What would it take to make you really happy? ...Are you sure?
Wait a minute….Before we get too far, perhaps we should define happiness. That’s not as easy as it sounds. When you look it up in a dictionary, you can see the following definitions: “the state of being happy (that’s not too helpful), good fortune, pleasure, contentment, joy". The descriptions seem vague but I did find one that I favored: “Happiness results from the possession or attainment of what one considers good.” Okay, I’ll go with that.
As an aside, the definition of happiness is one of the top edited articles in Wikipedia with nearly 6,000 edits by over 3,000 users. Yup, it’s confusing and lots of people have their own ideas about happiness.
One definition included an example: "she struggled to find happiness in her life”. It must have triggered a memory for me because then I started reading about the United States Declaration of Independence. You know…the phrase--“Life, Liberty and the pursuit of Happiness.” Those 3 things were listed as rights given by our Creator and protected by our government.
So our forefathers were talking about happiness too. But according to Wikipedia, there is some debate on what they meant by happiness in 1776. Some experts believe that happiness referred not to a positive, pleasant emotion but focused more on prosperity, and well-being.
A lot of people assume that when they’ve attained a certain amount of money, they'll be happy. And they’re right…but only to a certain point. Once you’ve made enough money to pay the bills... all the necessary expenses like mortgages, health insurance and food, it doesn’t take too much beyond that to maximize your happiness. Having more and more money after that point does not necessarily make you any happier. Unless, you are deriving happiness from the labor involved to achieve more wealth.
Franklin D. Roosevelt said, “Happiness lies not in the mere possession of money; it lies in the joy of achievement, in the thrill of creative effort.”
Eleanor Roosevelt (Franklin Roosevelt’s wife for those that get their Roosevelt’s confused) had something to say about the matter too. She believed there was three requirements for happiness: "A feeling that you have been honest with yourself and those around you; a feeling that you have done the best you could both in your personal life and in your work; and the ability to love others.”
The Roosevelt’s quotes came from the early 1900’s--what have we learned about happiness since that time is pretty surprising. There’s actually courses on the topic. You can read about one of them here.
Basically, research has shown that happiness is 50% dependent on our genes (depression, for instance, can run in families), 40% is based on our actions and attitude and only 10% is based on our circumstances. So, no matter how dire your problems…job loss, illnesses, death of a loved one…it only has an effect of 10%.

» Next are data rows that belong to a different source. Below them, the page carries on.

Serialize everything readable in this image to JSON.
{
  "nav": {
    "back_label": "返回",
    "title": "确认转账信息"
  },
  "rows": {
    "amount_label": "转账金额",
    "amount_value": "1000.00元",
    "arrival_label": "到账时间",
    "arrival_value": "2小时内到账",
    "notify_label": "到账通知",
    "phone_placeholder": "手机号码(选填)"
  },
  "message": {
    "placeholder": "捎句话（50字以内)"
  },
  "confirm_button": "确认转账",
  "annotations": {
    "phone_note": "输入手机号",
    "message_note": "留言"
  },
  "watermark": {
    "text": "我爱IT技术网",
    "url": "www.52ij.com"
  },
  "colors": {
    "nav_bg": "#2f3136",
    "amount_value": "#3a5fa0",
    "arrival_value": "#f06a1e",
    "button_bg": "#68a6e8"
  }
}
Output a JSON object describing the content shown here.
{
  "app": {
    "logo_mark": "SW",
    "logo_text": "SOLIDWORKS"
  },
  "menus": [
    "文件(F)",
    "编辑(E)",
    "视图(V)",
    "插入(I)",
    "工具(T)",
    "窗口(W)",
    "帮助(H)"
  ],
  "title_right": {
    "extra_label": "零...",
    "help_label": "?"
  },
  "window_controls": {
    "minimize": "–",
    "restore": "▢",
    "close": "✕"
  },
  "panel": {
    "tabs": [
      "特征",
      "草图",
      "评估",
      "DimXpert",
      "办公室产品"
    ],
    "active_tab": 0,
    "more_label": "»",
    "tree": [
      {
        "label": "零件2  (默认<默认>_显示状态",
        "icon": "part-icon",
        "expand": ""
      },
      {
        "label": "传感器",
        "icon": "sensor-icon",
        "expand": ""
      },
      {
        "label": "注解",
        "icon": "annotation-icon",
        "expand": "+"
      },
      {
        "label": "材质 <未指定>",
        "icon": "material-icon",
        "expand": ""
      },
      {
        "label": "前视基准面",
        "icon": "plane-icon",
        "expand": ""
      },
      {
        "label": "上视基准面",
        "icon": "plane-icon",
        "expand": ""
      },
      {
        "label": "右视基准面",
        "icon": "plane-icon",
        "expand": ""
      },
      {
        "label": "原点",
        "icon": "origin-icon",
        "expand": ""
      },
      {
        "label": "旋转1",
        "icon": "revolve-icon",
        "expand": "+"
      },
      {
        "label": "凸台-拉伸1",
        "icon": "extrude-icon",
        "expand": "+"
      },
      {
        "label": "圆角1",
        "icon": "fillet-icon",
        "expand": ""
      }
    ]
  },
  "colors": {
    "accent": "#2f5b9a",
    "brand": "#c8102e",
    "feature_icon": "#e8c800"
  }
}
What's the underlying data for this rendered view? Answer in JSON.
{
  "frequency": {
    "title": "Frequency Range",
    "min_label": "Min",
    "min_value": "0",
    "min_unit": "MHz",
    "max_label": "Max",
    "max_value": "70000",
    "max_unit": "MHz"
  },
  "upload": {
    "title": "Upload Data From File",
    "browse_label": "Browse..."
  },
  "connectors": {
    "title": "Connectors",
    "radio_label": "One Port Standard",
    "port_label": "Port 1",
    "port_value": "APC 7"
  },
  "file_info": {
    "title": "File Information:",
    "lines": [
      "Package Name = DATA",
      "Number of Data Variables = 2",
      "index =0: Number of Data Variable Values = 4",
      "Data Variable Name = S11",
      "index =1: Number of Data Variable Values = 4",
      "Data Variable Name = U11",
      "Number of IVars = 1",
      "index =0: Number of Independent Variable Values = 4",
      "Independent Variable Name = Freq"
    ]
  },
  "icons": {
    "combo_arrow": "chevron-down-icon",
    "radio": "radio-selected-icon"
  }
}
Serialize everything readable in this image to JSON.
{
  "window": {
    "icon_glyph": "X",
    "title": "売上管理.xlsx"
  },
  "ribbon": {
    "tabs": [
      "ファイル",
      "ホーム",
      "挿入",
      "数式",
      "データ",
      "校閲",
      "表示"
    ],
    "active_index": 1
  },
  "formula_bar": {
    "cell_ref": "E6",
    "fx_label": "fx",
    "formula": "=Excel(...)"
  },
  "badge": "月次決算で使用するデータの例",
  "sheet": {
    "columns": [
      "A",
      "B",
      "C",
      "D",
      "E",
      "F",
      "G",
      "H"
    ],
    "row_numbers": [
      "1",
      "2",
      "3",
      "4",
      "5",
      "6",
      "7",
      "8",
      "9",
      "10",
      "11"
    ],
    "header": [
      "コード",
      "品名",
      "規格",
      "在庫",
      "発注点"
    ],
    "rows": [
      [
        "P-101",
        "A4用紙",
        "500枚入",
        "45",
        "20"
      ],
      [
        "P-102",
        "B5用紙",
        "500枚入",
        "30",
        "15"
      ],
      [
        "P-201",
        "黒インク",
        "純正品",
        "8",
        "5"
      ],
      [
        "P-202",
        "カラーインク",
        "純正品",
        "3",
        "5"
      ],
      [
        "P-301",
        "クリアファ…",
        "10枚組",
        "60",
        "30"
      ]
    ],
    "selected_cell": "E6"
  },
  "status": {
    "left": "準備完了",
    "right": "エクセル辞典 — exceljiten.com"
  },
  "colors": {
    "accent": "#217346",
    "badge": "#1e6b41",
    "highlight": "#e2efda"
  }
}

Now, if you have a family tendency (50%) toward depression and you don’t take actions to recover (40%)…that 10% just shot up to 100%!
I know that you’re already doing the math...
If you have a familial tendency toward depression and something bad happens…you’re already at a tipping point of 60%. But that good or bad experience that moved your happiness up or down (10%) is not permanent, you tend to return to your baseline after months or years depending on the event. So a huge part of your happiness is under your own control.
Happiness is an inside job. Don’t assign anyone else that much power over your life.
Sorry... I can’t predict exactly what will make you happy but I can give you a clue. Instead of looking forward to what you hope to achieve…look backward. Take an inventory of your life and look at what has made you happy for many years (or even decades). It’s probably not in the same categories as what you are aspiring to. And then you have to ask yourself some serious questions.
If the first car/house/jewelry/amazing designer item I bought didn’t provide me with years (or decades) of happiness, why do I think buying more of it will?
What can you do as you’re taking inventory?
When I was reading about happiness, I discovered a list (Wayne Fields in What the River Knows ) titled the Six Best Physicians:
1. Sunlight- more research is coming out talking about the positive effects of simply being outdoors.
2. Friends/Family- this makes every single list. BELIEVE IT.
3. Rest- our society praises work but we function better when we rest (and sleep) well.
4. Exercise- you know it’s true. Endorphins.
5. Diet- If you make a home cooked meal with your friends/ family you can check off two boxes! Think slow food instead of fast.
6. Self-confidence- believe in yourself. This is not a hard list. You can do it!